More and more I kept thinking about dualities (more of that later), and it reminded me of a heated discussion on CCK08 about networks and groups. The discussion itself has disappeared from the web, but I can find a snippet of it in an xtranormal video that I made in 2009.  The scenario it presents is a conversation between Stephen Downes and Si Si Kate who is a composite character with words taken from the forum and blog postings of Stephen Downes and CCK08 participants. Maybe here on rhizo14, it’s the relationship of apparently opposite things like trees and rhizomes, books and the participatory web that’s of concern. You can jump to the conversation by clicking or watch the video here.

Hildreth and Kimble conceived of the two types of knowledge that we have discussed here as a duality:

“Rather than seeing knowledge as opposites, perhaps we should think of it as consisting of two complementary facets: a duality consisting simultaneously and inextricably of both what was previously termed ‘structured’ and ‘less structured’ knowledge.” Hildreth and Kimble

A duality that has been nagging away at me is the duality of participation and reification identified by Wenger in his work on Communities of Practice.  I think it is particularly relevant to our experience on rhizo14, and this is an occasion when we need some theory to help us make sense of our practice when dichotomies just don’t work.  Reification is a horrible word, but we grappled with one reification of knowledge last week, the book, and it turned out that the villain of the piece still has a place in some hearts.

I took the diagram from Hildreth and Kimble, and annotated it with my idea of some the places we have been participating, and some of the ways have been reifying on rhizo14.

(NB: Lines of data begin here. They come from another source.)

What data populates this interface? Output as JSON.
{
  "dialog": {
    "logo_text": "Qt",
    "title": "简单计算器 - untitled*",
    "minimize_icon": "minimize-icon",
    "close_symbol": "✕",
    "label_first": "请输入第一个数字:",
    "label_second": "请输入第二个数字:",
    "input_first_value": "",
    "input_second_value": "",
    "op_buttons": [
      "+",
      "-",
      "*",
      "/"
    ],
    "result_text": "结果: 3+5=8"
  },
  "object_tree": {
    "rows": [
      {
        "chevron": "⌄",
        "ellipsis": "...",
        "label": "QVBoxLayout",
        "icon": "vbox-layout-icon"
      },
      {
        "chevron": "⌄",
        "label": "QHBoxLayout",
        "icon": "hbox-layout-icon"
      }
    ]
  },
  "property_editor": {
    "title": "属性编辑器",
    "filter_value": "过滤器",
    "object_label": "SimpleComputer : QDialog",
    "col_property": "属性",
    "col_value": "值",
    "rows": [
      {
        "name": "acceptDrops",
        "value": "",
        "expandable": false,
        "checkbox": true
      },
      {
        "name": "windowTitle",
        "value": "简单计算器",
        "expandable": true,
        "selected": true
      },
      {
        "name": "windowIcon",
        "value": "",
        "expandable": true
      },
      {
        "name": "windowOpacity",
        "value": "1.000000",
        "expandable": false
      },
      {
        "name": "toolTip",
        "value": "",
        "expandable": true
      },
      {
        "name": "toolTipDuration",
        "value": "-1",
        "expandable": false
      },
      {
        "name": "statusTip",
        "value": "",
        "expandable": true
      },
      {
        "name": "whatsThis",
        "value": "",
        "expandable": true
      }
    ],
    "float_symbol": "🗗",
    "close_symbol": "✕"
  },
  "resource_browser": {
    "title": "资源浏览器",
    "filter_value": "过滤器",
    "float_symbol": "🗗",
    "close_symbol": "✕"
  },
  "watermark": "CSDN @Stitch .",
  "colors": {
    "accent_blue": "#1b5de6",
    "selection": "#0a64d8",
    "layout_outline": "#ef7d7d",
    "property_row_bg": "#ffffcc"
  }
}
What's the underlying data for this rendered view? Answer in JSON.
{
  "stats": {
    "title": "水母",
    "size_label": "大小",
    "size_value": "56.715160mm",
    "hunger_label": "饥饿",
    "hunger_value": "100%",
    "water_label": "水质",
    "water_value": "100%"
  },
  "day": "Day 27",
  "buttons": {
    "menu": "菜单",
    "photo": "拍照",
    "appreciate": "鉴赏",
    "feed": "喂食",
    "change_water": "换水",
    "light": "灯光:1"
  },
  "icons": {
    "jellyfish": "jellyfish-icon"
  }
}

It’s pretty obvious to think of the reifications that structure the course – we all look for the next week’s task on P2PU.  A by-product of online participation is that it makes concrete the to and fro of conversation. We might re-read a thread in the FB group whereas if we were having an oral conversation, we would not be rewinding.

An example that springs to mind is my own product for Week 4.  I recorded a video (hoping it would be less book-like), published it on youtube, then my blog and encouraged rhizo14ers to post comments on the blog. Then Terry Elliott, put my video into Vialogue, and people have come to comment there.  I am thrilled and have a real sense of engagement  in the conversations at my blog and on Vialogue.

The duality of participation and reification really helps me to make sense of what has happened.  The question was the video more participatory than, say, a (reified) text blog post? just doesn’t make sense.  Everything was reified, my speaking (as a video), the blog post and comments, the conversation at Vialogue.  There was participation in everything but my original recording. What can shed light is thinking about the mutuality between the participation and the reified objects.

You can’t have one without the other

P.S. please don’t treat the words of the song literally – I know you can have love without marriage;)

Framework for Virtual Communities

Framework for Virtual Communities

after Steinmueller

This is a very hastily written blog post to contribute to discussion about real or imagined community at Heli’s blog.

The diagram above is my visualisation of Steinmueller’s view of virtual community.  If you want to find out more about my thoughts in 2003 please click.

I’d just like to pick out a few points:

In the diagram, you can see the 3Ps that are common to most early 21st century views of online or virtual communities – People (membership), Policies (governance), and Purpose (individual and/or group attribute).

The aspect (that is Steinmueller’s contribution) that seems particularly relevant to me is Sustainability.  Steinmueller characterised this as something that is lost

either when the costs of participation exceed the willingness to participate

or there is a coordination failure .

The coordination failure could be that horrible experience when you log in one morning to find that the space no longer exists, or something else goes wrong.

Anyway, this is for you – take it or leave it.